EXCERPTED DATA:
[Start of Attachment]

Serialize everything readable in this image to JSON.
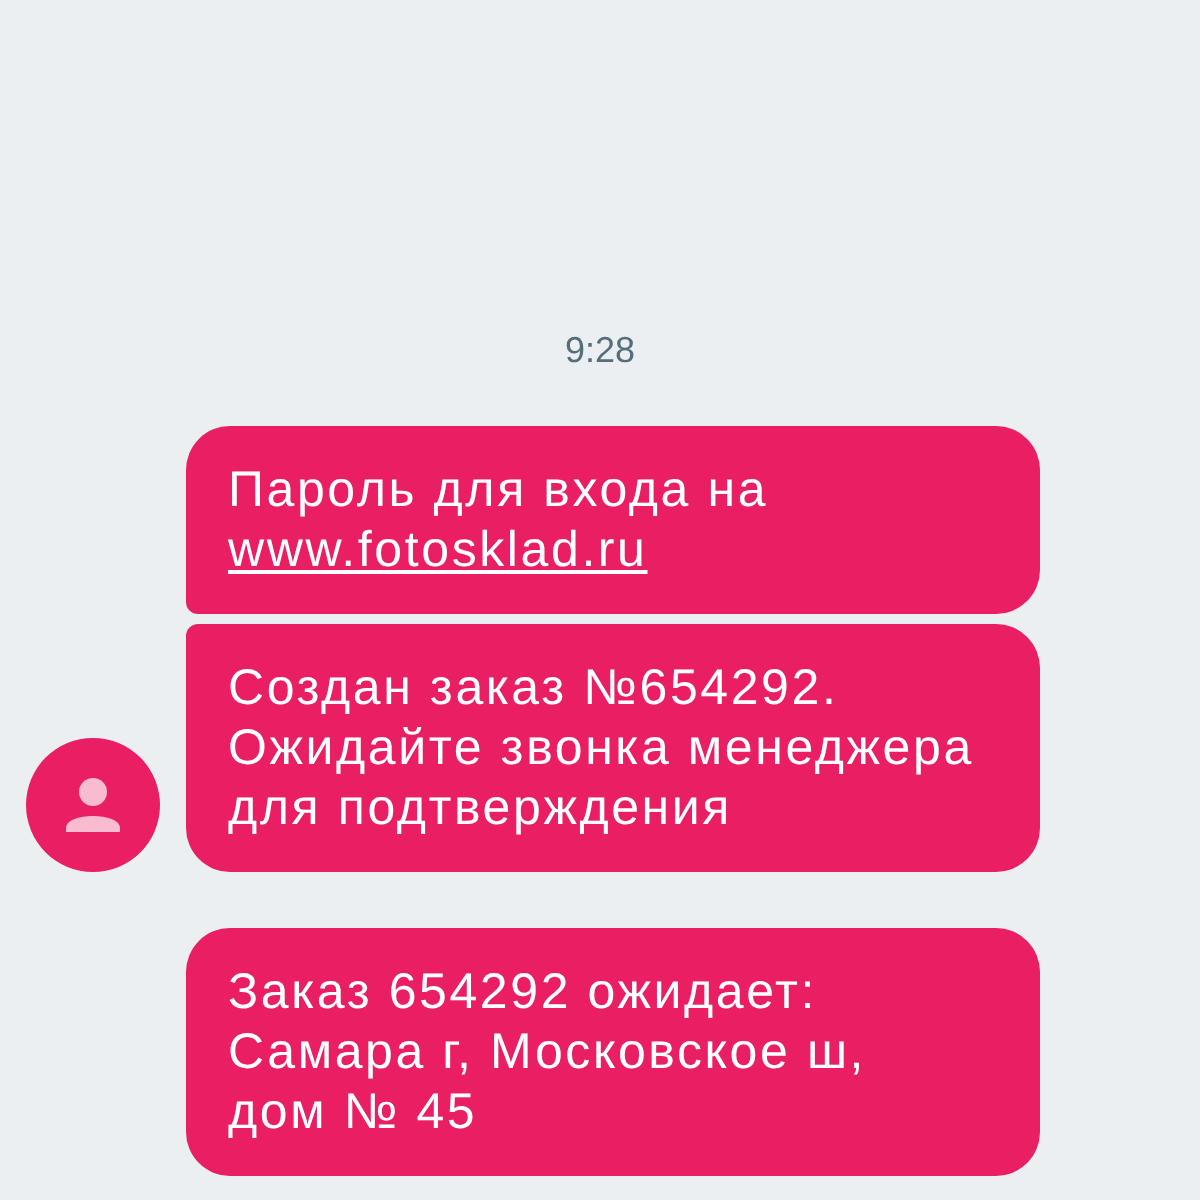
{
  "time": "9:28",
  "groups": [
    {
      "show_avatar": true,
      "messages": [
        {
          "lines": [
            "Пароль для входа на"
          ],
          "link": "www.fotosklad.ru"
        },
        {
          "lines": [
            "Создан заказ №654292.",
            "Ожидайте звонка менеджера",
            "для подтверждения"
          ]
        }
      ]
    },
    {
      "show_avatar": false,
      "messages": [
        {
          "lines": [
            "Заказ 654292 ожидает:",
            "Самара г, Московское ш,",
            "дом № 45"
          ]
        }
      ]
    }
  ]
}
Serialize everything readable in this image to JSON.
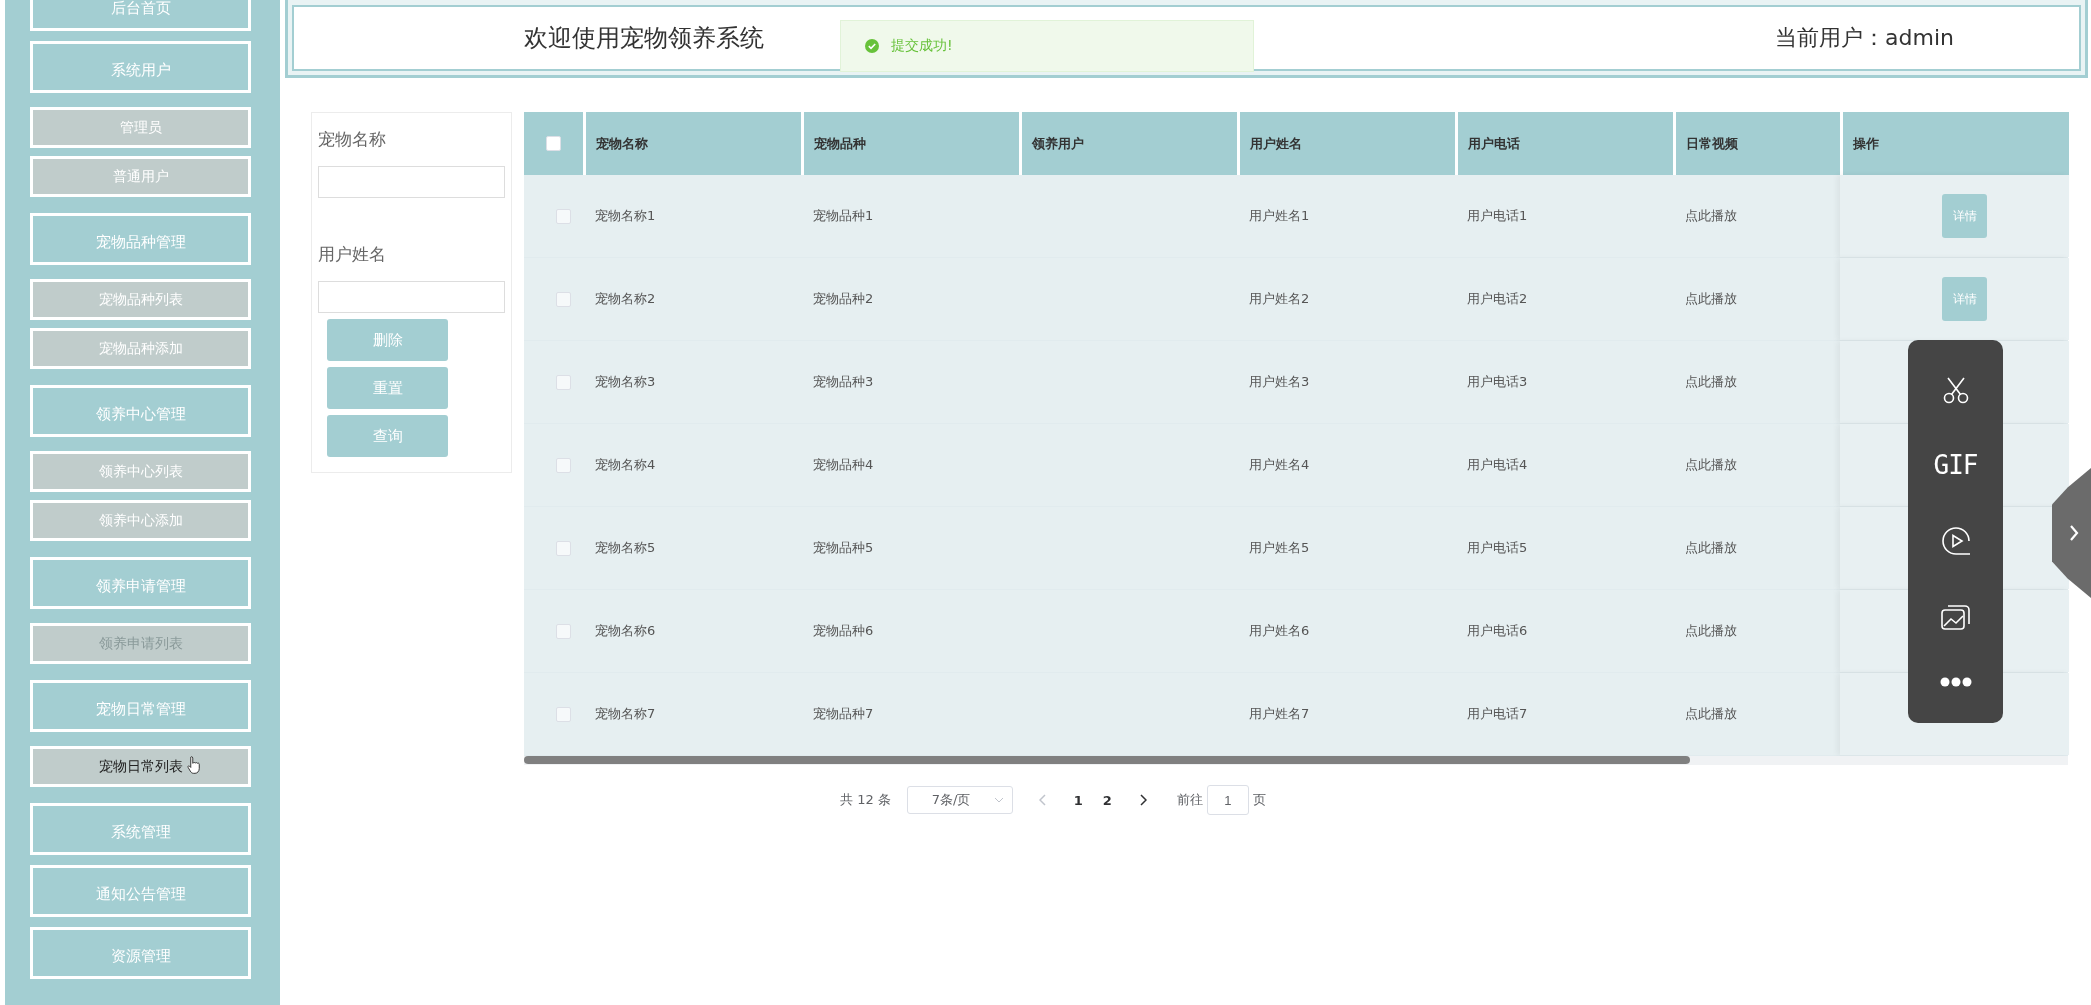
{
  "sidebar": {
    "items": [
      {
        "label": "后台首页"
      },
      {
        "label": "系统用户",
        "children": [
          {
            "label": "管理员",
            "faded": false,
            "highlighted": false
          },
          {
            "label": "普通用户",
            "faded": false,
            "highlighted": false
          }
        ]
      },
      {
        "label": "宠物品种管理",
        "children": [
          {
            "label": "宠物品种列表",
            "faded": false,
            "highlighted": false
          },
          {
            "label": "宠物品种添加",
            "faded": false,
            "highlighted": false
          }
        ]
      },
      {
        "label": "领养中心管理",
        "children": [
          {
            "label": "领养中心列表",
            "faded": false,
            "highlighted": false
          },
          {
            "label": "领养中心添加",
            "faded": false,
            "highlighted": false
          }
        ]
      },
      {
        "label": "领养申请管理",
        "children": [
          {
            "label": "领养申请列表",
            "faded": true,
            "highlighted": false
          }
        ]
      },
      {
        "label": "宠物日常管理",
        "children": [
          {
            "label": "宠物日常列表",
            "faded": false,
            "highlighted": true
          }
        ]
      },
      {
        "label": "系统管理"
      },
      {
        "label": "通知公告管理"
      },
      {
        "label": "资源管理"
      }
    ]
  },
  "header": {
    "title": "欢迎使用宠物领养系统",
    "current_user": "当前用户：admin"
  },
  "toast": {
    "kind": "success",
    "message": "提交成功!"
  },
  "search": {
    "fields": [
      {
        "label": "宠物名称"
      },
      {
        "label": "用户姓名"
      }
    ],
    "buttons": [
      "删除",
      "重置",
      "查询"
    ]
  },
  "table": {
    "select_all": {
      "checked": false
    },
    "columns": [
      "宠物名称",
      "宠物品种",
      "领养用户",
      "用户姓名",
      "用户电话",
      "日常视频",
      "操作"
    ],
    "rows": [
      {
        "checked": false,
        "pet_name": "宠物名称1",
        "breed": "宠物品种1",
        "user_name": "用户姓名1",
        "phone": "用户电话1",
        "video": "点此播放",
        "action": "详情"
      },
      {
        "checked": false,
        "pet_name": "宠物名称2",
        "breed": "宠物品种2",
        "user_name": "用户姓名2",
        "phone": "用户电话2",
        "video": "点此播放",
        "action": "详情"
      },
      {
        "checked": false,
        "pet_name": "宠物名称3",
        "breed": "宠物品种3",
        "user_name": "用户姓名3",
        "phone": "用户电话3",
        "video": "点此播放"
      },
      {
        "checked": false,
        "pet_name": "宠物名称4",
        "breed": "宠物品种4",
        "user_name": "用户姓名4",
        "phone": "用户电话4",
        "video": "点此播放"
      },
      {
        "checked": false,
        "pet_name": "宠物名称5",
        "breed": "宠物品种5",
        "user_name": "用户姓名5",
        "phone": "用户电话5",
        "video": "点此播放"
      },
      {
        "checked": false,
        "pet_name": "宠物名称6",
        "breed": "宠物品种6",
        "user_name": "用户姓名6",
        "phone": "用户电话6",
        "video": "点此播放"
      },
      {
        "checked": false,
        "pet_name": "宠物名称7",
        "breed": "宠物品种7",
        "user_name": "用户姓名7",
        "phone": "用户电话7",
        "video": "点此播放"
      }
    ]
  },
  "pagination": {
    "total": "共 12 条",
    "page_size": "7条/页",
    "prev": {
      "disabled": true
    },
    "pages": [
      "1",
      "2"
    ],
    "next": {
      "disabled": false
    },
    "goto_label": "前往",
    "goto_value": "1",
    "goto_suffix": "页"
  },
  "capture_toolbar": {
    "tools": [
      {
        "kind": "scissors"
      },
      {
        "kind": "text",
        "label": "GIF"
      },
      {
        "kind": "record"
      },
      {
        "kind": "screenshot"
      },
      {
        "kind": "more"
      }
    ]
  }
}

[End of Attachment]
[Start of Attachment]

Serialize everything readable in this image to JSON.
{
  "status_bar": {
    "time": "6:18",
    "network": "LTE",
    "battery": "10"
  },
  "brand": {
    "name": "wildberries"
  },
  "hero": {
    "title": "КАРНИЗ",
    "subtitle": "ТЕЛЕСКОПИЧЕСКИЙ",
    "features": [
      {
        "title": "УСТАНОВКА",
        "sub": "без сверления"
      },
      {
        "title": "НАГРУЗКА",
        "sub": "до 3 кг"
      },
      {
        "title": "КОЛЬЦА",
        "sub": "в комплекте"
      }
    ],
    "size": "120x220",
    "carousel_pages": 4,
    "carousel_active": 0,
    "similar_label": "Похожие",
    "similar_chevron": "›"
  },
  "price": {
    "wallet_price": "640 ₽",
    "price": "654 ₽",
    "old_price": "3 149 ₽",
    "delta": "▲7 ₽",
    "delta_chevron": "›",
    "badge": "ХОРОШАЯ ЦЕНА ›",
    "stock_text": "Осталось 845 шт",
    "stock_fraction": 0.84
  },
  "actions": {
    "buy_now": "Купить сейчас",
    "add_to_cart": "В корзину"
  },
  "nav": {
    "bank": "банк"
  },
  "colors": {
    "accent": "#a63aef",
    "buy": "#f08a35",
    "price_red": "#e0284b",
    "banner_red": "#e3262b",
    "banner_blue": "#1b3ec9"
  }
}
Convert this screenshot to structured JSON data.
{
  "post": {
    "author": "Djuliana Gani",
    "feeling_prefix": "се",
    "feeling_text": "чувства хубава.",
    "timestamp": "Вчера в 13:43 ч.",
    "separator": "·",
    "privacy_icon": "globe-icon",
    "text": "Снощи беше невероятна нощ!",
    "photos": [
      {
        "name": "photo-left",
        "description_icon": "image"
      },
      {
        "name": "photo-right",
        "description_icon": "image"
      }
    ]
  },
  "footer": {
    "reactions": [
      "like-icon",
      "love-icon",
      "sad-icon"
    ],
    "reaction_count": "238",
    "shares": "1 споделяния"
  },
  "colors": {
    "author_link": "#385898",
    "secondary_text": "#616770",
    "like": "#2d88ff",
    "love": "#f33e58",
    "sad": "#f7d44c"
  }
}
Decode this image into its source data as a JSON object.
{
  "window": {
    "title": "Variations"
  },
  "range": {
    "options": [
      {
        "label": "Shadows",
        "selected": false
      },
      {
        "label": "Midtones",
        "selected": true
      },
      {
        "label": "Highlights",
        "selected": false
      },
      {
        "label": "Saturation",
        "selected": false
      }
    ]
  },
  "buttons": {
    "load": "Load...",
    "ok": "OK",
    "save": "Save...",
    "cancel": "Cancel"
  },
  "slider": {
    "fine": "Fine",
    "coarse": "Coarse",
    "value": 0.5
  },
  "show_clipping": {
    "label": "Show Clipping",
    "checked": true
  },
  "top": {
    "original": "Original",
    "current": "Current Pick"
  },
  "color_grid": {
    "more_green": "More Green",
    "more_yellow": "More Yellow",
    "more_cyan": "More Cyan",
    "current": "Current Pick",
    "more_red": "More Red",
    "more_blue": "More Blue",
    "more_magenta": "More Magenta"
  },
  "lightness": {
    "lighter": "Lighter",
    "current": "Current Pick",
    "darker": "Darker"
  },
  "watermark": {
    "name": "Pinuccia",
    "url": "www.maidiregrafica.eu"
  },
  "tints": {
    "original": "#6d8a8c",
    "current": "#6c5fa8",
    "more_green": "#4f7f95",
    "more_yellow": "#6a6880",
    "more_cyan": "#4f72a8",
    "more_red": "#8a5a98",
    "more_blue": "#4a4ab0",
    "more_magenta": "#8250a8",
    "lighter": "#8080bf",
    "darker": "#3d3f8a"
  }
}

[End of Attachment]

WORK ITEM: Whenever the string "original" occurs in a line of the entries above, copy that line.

TASK RESULT:
    "original": "Original",
    "original": "#6d8a8c",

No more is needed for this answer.